So in one of these emails, the Elaine McCusker, who's that comptroller at the Defense Department, is writing to Mark Esper's chief of staff and says, recognizing the importance of decision space, but this situation is really unworkable made particularly difficult because OMB lawyers continue to consistently mischaracterize the process and the information we have provided. They keep repeating that this pause will not impact DOD's ability to execute on time.

And that's the Pentagon's concern that they don't believe that OMB is being honest, that by continuing to sit down this money, they risk it evaporating altogether. They're basically saying, look, the Office of Management and Budget is not taking this seriously and they're not representing it correctly when they're placing holds on this money and when they're circulating talking point on how to discuss it.

KEILAR: So when they're talking about continuing the hold, it almost seems as if this concern is going back to the White House, and the answer coming back from the president and the White House is, no, keep doing this.

MURRAY: Exactly, keep holding it. And the interesting thing is this divide is continuing today even at the Office of Management and Budget. They are insisting today that everyone was all on the same page about holding this money, and Defense Department officials are saying, no, no, we were concerned about this money and we were concerned that OMB was not taking this concern seriously.

KEILAR: Well, the proof is in the email. Sara Murray, thank you for walking us through them.

So when will the House send the impeachment articles to the Senate? I'll be asking a member of the House Intelligence Committee.

And why Australia's prime minister was heckled while visiting victims of the deadly bushfires there?



KEILAR: The holiday break is coming to an end for the U.S. Senate, and first on the agenda, Senate Majority Leader Mitch McConnell will make a statement on the floor tomorrow as details are still unsettled around the likely impeachment trial of President Donald Trump. And I say likely because the articles of impeachment still have not been handed over to the Senate by the House. So if and when that trial starts and what it will look like, we are in suspense, until senators swarm the Capitol again on Monday and members of the House show up on Tuesday.
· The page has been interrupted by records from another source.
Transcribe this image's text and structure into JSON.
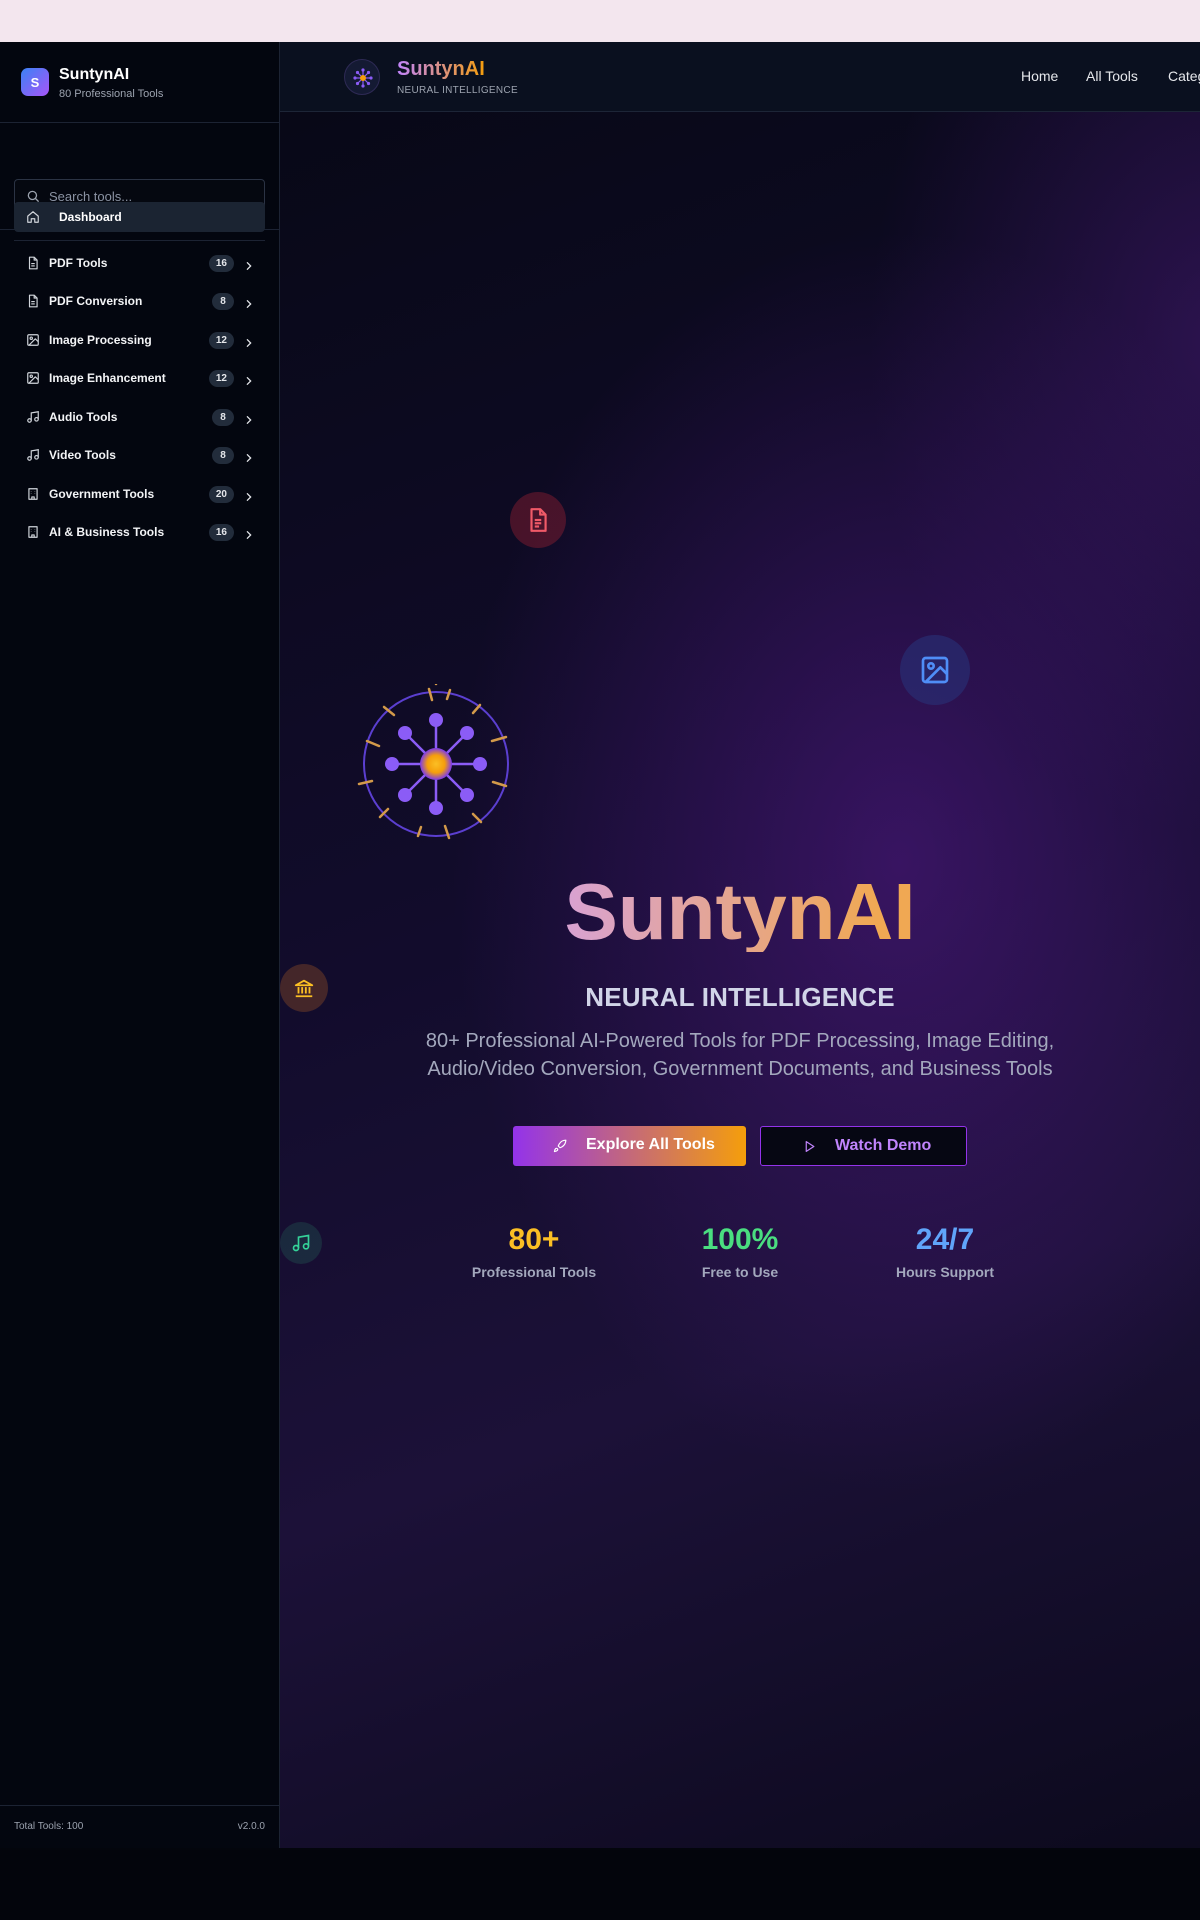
{
  "sidebar": {
    "brand_name": "SuntynAI",
    "brand_sub": "80 Professional Tools",
    "brand_logo_letter": "S",
    "search_placeholder": "Search tools...",
    "dashboard_label": "Dashboard",
    "items": [
      {
        "label": "PDF Tools",
        "count": "16",
        "icon": "file-icon"
      },
      {
        "label": "PDF Conversion",
        "count": "8",
        "icon": "file-icon"
      },
      {
        "label": "Image Processing",
        "count": "12",
        "icon": "image-icon"
      },
      {
        "label": "Image Enhancement",
        "count": "12",
        "icon": "image-icon"
      },
      {
        "label": "Audio Tools",
        "count": "8",
        "icon": "music-icon"
      },
      {
        "label": "Video Tools",
        "count": "8",
        "icon": "music-icon"
      },
      {
        "label": "Government Tools",
        "count": "20",
        "icon": "building-icon"
      },
      {
        "label": "AI & Business Tools",
        "count": "16",
        "icon": "building-icon"
      }
    ],
    "footer_total": "Total Tools: 100",
    "footer_version": "v2.0.0"
  },
  "topbar": {
    "name": "SuntynAI",
    "sub": "NEURAL INTELLIGENCE",
    "nav": [
      "Home",
      "All Tools",
      "Categ"
    ]
  },
  "hero": {
    "title": "SuntynAI",
    "subtitle": "NEURAL INTELLIGENCE",
    "description": "80+ Professional AI-Powered Tools for PDF Processing, Image Editing, Audio/Video Conversion, Government Documents, and Business Tools",
    "primary_button": "Explore All Tools",
    "secondary_button": "Watch Demo"
  },
  "stats": [
    {
      "value": "80+",
      "label": "Professional Tools",
      "color": "#fbbf24"
    },
    {
      "value": "100%",
      "label": "Free to Use",
      "color": "#4ade80"
    },
    {
      "value": "24/7",
      "label": "Hours Support",
      "color": "#60a5fa"
    }
  ],
  "colors": {
    "accent_purple": "#9333ea",
    "accent_orange": "#f59e0b"
  }
}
Let's bring in Congressman Raja Krishnamoorthi. He is a member of the House Intelligence Committee, which conducted the pre-impeachment investigation. Sir, thanks for joining us.
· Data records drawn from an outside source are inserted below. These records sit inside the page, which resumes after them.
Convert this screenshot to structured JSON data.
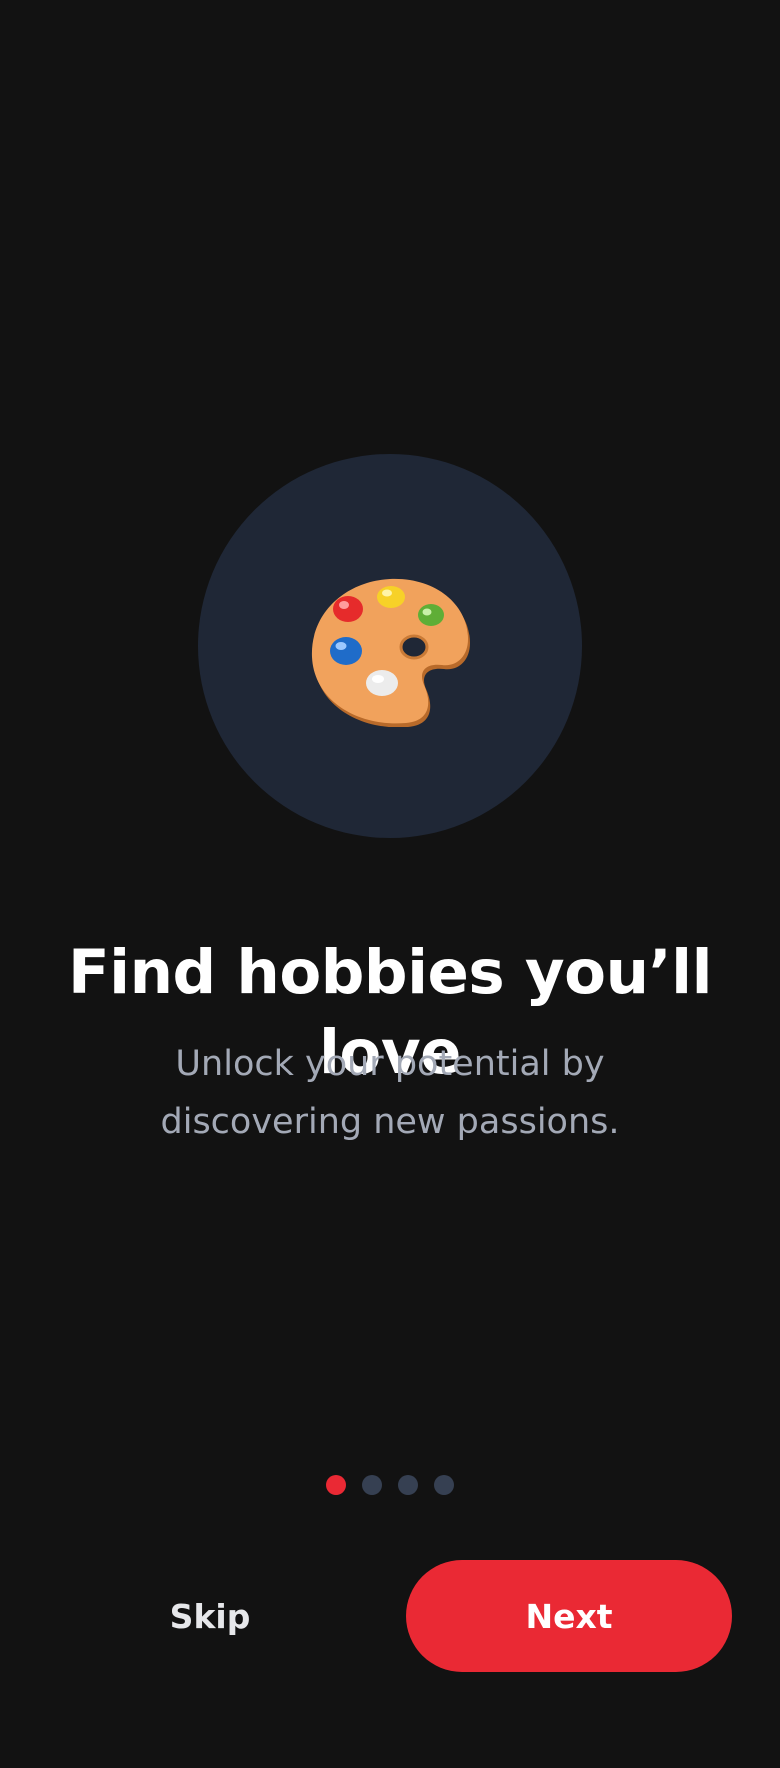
{
  "onboarding": {
    "icon": "artist-palette-icon",
    "title": "Find hobbies you’ll love",
    "subtitle": "Unlock your potential by discovering new passions.",
    "pagination": {
      "current_page": 1,
      "total_pages": 4
    },
    "skip_label": "Skip",
    "next_label": "Next"
  },
  "colors": {
    "background": "#121212",
    "circle": "#1f2736",
    "accent": "#ea2934",
    "dot_inactive": "#364052",
    "subtitle_text": "#a3a9b6"
  }
}
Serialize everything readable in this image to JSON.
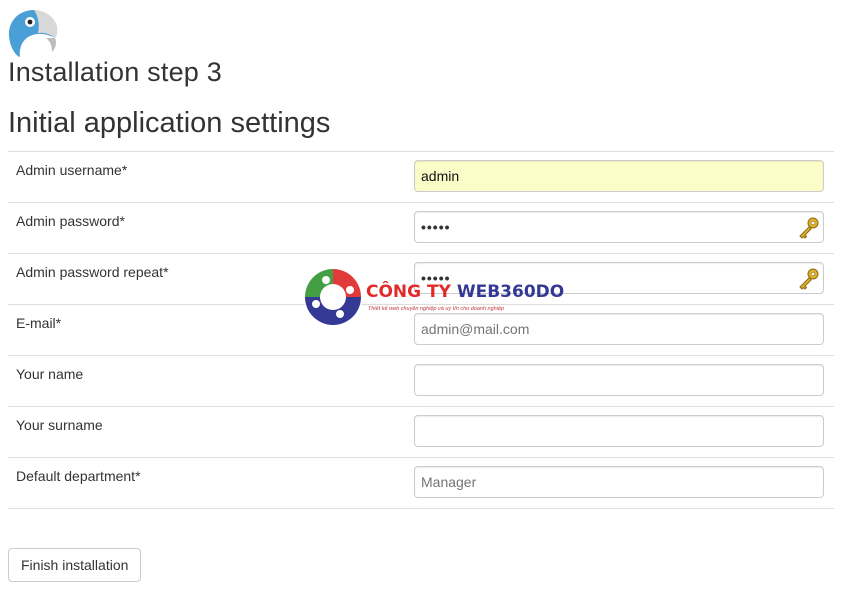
{
  "header": {
    "step_title": "Installation step 3",
    "section_title": "Initial application settings"
  },
  "form": {
    "fields": [
      {
        "label": "Admin username*",
        "value": "admin",
        "placeholder": ""
      },
      {
        "label": "Admin password*",
        "value": "•••••",
        "placeholder": ""
      },
      {
        "label": "Admin password repeat*",
        "value": "•••••",
        "placeholder": ""
      },
      {
        "label": "E-mail*",
        "value": "",
        "placeholder": "admin@mail.com"
      },
      {
        "label": "Your name",
        "value": "",
        "placeholder": ""
      },
      {
        "label": "Your surname",
        "value": "",
        "placeholder": ""
      },
      {
        "label": "Default department*",
        "value": "",
        "placeholder": "Manager"
      }
    ]
  },
  "actions": {
    "finish_label": "Finish installation"
  },
  "watermark": {
    "title_red": "CÔNG TY ",
    "title_blue": "WEB360DO",
    "subtitle": "Thiết kế web chuyên nghiệp và uy tín cho doanh nghiệp"
  },
  "colors": {
    "autofill_bg": "#fafdc7",
    "border": "#cccccc",
    "divider": "#dddddd",
    "text": "#333333"
  },
  "icons": {
    "logo": "parrot-logo-icon",
    "password_key": "key-icon"
  }
}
KEILAR: All right. Let's cut to the chase here because your name is showing up on these short lists of possible floor managers that House Democrats would send over for the impeachment trial. Would you do it if asked? Have you been asked?

KRISHNAMOORTHI: I can't really comment or speculate on this process. I think that Nancy Pelosi is going to select an excellent group of people who know the facts and can present the case fully and bring credit to the House.


KEILAR: Would you consider yourself an excellent person who knows --